Shoppers pressed for time should stick to the fast track around the outer aisles of the supermarket for nutritious, reliable staples, according to home economist Gloria Brown of the University of California Cooperative Extension.
"This is a great way to shop if you are in a hurry and concentrating on getting most nutritious foods for your family," said Brown, also with the Dairy Council of California. "Try staying away from the inner aisles, where impulse buying can get you into trouble with high-calorie foods.
Brown suggested starting with the meat section since most lunches and dinners are planned around this core group. Two daily servings from the meat group give the average healthy child and adult plenty of protein and iron.
Next, move to the dairy case, where you can stock up on milk, cheeses and good lunchtime foods like yogurt or cottage cheese. The dairy group provides calcium, important for strong bones throughout life, and other essential nutrients. Children and adult women should have three daily dairy group servings; men need two daily servings. Teen-agers, pregnant and post-menopausal women should have four daily servings.
Round out the week's menu with fruits and vegetables. The recommended number of daily servings for children and adults is four for Vitamins A and C and fiber.
"For breads and cereals, most people get into danger right off the bat in the 'high-impulse area' near the bakery. I have found it is best to get the basic breads and cereals last, and check out before you are tempted by the sugary items," Brown said.

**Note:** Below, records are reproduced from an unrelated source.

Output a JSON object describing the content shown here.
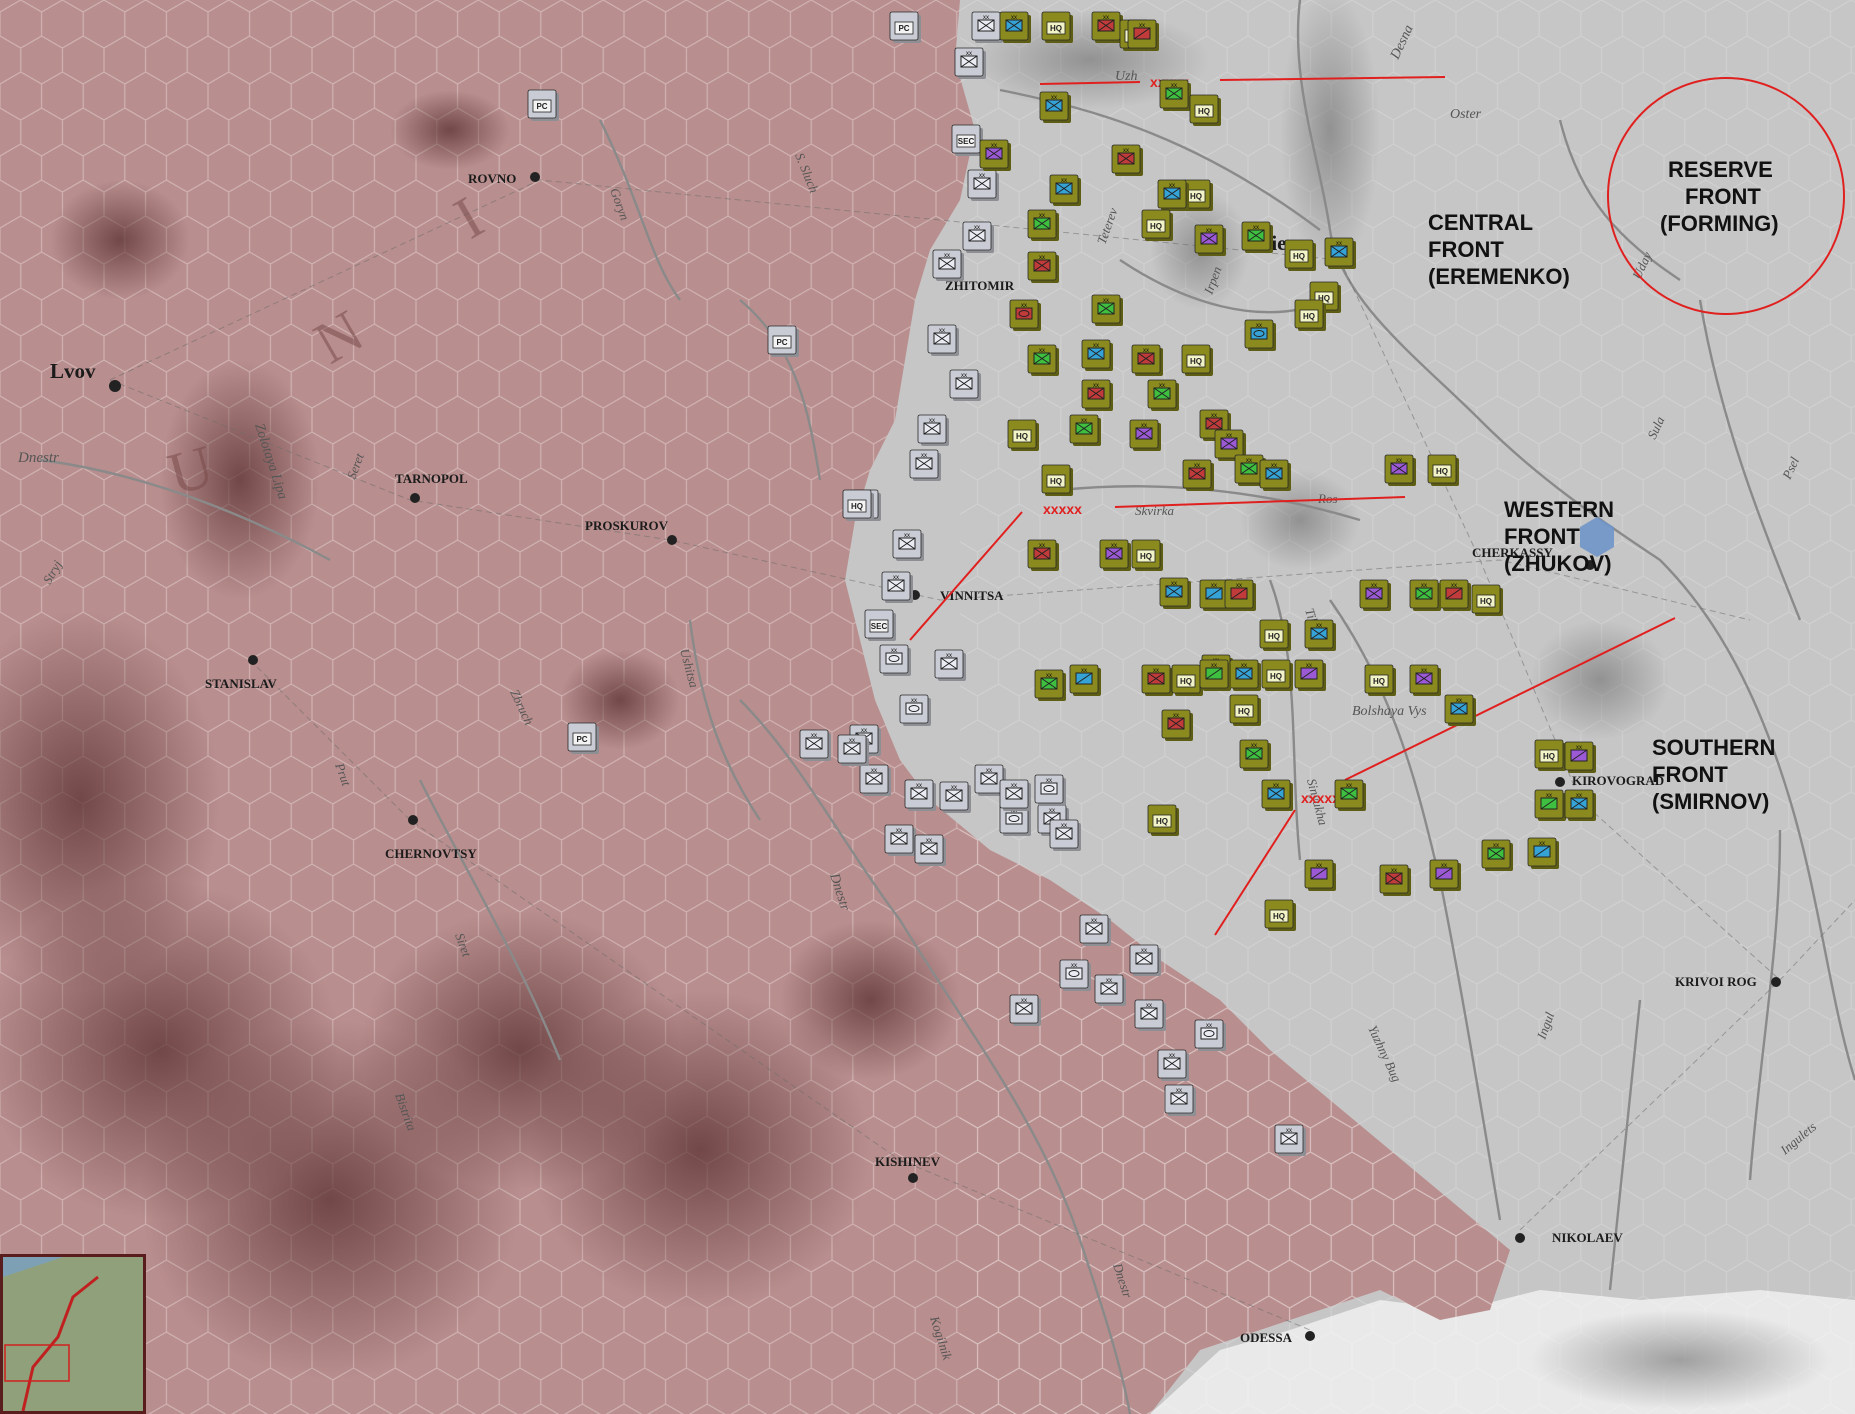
{
  "cities": [
    {
      "name": "Lvov",
      "key": "lvov"
    },
    {
      "name": "ROVNO",
      "key": "rovno"
    },
    {
      "name": "TARNOPOL",
      "key": "tarnopol"
    },
    {
      "name": "PROSKUROV",
      "key": "proskurov"
    },
    {
      "name": "STANISLAV",
      "key": "stanislav"
    },
    {
      "name": "CHERNOVTSY",
      "key": "chernovtsy"
    },
    {
      "name": "VINNITSA",
      "key": "vinnitsa"
    },
    {
      "name": "ZHITOMIR",
      "key": "zhitomir"
    },
    {
      "name": "Kiev",
      "key": "kiev"
    },
    {
      "name": "CHERKASSY",
      "key": "cherkassy"
    },
    {
      "name": "KIROVOGRAD",
      "key": "kirovograd"
    },
    {
      "name": "KRIVOI ROG",
      "key": "krivoi-rog"
    },
    {
      "name": "KISHINEV",
      "key": "kishinev"
    },
    {
      "name": "NIKOLAEV",
      "key": "nikolaev"
    },
    {
      "name": "ODESSA",
      "key": "odessa"
    }
  ],
  "rivers": [
    "Dnestr",
    "Uzh",
    "Oster",
    "Desna",
    "Goryn",
    "S. Sluch",
    "Teterev",
    "Irpen",
    "Uday",
    "Sula",
    "Psel",
    "Zolotaya Lipa",
    "Seret",
    "Stryj",
    "Zbruch",
    "Ushitsa",
    "Prut",
    "Siret",
    "Bistrita",
    "Skvirka",
    "Ros",
    "Tikich",
    "Bolshaya Vys",
    "Sinyukha",
    "Ingul",
    "Ingulets",
    "Yuzhny Bug",
    "Kogilnik",
    "Dnestr",
    "Dnestr"
  ],
  "region_letters": [
    "U",
    "N",
    "I"
  ],
  "fronts": [
    {
      "key": "reserve",
      "lines": [
        "RESERVE",
        "FRONT",
        "(FORMING)"
      ]
    },
    {
      "key": "central",
      "lines": [
        "CENTRAL",
        "FRONT",
        "(EREMENKO)"
      ]
    },
    {
      "key": "western",
      "lines": [
        "WESTERN",
        "FRONT",
        "(ZHUKOV)"
      ]
    },
    {
      "key": "southern",
      "lines": [
        "SOUTHERN",
        "FRONT",
        "(SMIRNOV)"
      ]
    }
  ],
  "army_boundary_mark": "xxxxx",
  "colors": {
    "axis_zone": "#b98e8e",
    "soviet_zone": "#c8c8c8",
    "boundary_line": "#e0201f",
    "soviet_counter_bg": "#8a8a1e",
    "axis_counter_bg": "#c9ccd4"
  },
  "counter_labels": {
    "hq": "HQ",
    "sec": "SEC",
    "pc": "PC"
  },
  "counters": {
    "axis": [
      [
        "inf",
        "PC"
      ],
      [
        "inf",
        "PC"
      ],
      [
        "inf",
        "PC"
      ],
      [
        "inf",
        "PC"
      ],
      [
        "inf",
        ""
      ],
      [
        "inf",
        ""
      ],
      [
        "inf",
        "SEC"
      ],
      [
        "inf",
        ""
      ],
      [
        "inf",
        ""
      ],
      [
        "inf",
        ""
      ],
      [
        "inf",
        ""
      ],
      [
        "inf",
        ""
      ],
      [
        "inf",
        ""
      ],
      [
        "inf",
        ""
      ],
      [
        "inf",
        ""
      ],
      [
        "inf",
        ""
      ],
      [
        "inf",
        "HQ"
      ],
      [
        "inf",
        ""
      ],
      [
        "inf",
        "SEC"
      ],
      [
        "arm",
        ""
      ],
      [
        "arm",
        ""
      ],
      [
        "inf",
        ""
      ],
      [
        "inf",
        ""
      ],
      [
        "inf",
        ""
      ],
      [
        "inf",
        ""
      ],
      [
        "arm",
        ""
      ],
      [
        "inf",
        ""
      ],
      [
        "inf",
        ""
      ],
      [
        "inf",
        ""
      ],
      [
        "inf",
        ""
      ],
      [
        "inf",
        ""
      ],
      [
        "inf",
        ""
      ],
      [
        "arm",
        ""
      ],
      [
        "inf",
        ""
      ],
      [
        "inf",
        ""
      ],
      [
        "inf",
        ""
      ],
      [
        "inf",
        ""
      ],
      [
        "inf",
        ""
      ],
      [
        "arm",
        ""
      ],
      [
        "inf",
        ""
      ],
      [
        "inf",
        ""
      ],
      [
        "inf",
        ""
      ],
      [
        "arm",
        ""
      ],
      [
        "inf",
        ""
      ],
      [
        "inf",
        ""
      ],
      [
        "inf",
        ""
      ]
    ],
    "soviet": [
      [
        "inf",
        "HQ"
      ],
      [
        "inf",
        ""
      ],
      [
        "inf",
        ""
      ],
      [
        "arm",
        "HQ"
      ],
      [
        "inf",
        ""
      ],
      [
        "inf",
        ""
      ],
      [
        "cav",
        ""
      ],
      [
        "inf",
        ""
      ],
      [
        "inf",
        "HQ"
      ],
      [
        "inf",
        ""
      ],
      [
        "inf",
        ""
      ],
      [
        "cav",
        "HQ"
      ],
      [
        "inf",
        ""
      ],
      [
        "inf",
        ""
      ],
      [
        "inf",
        "HQ"
      ],
      [
        "inf",
        ""
      ],
      [
        "inf",
        ""
      ],
      [
        "inf",
        "HQ"
      ],
      [
        "inf",
        ""
      ],
      [
        "inf",
        "HQ"
      ],
      [
        "inf",
        ""
      ],
      [
        "inf",
        ""
      ],
      [
        "arm",
        ""
      ],
      [
        "inf",
        "HQ"
      ],
      [
        "inf",
        ""
      ],
      [
        "inf",
        ""
      ],
      [
        "inf",
        ""
      ],
      [
        "inf",
        "HQ"
      ],
      [
        "inf",
        ""
      ],
      [
        "arm",
        ""
      ],
      [
        "inf",
        ""
      ],
      [
        "inf",
        ""
      ],
      [
        "inf",
        ""
      ],
      [
        "inf",
        "HQ"
      ],
      [
        "inf",
        ""
      ],
      [
        "inf",
        ""
      ],
      [
        "inf",
        ""
      ],
      [
        "inf",
        "HQ"
      ],
      [
        "inf",
        ""
      ],
      [
        "inf",
        ""
      ],
      [
        "cav",
        "HQ"
      ],
      [
        "inf",
        ""
      ],
      [
        "inf",
        ""
      ],
      [
        "inf",
        ""
      ],
      [
        "inf",
        "HQ"
      ],
      [
        "cav",
        ""
      ],
      [
        "cav",
        ""
      ],
      [
        "inf",
        ""
      ],
      [
        "inf",
        "HQ"
      ],
      [
        "inf",
        ""
      ],
      [
        "cav",
        ""
      ],
      [
        "cav",
        "HQ"
      ],
      [
        "inf",
        ""
      ],
      [
        "inf",
        ""
      ],
      [
        "inf",
        "HQ"
      ],
      [
        "cav",
        ""
      ],
      [
        "inf",
        ""
      ],
      [
        "inf",
        ""
      ],
      [
        "cav",
        "HQ"
      ],
      [
        "inf",
        ""
      ],
      [
        "inf",
        ""
      ],
      [
        "cav",
        ""
      ],
      [
        "inf",
        ""
      ],
      [
        "inf",
        "HQ"
      ],
      [
        "cav",
        ""
      ],
      [
        "inf",
        ""
      ],
      [
        "inf",
        ""
      ],
      [
        "cav",
        "HQ"
      ],
      [
        "inf",
        ""
      ],
      [
        "inf",
        ""
      ],
      [
        "inf",
        "HQ"
      ],
      [
        "cav",
        ""
      ],
      [
        "cav",
        ""
      ],
      [
        "inf",
        ""
      ],
      [
        "inf",
        "HQ"
      ],
      [
        "cav",
        ""
      ],
      [
        "inf",
        ""
      ],
      [
        "inf",
        "HQ"
      ],
      [
        "inf",
        ""
      ],
      [
        "cav",
        ""
      ],
      [
        "inf",
        ""
      ],
      [
        "cav",
        ""
      ],
      [
        "inf",
        "HQ"
      ],
      [
        "inf",
        ""
      ]
    ]
  }
}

Children and adults should have four daily servings from the breads and cereals group for B vitamins and fiber.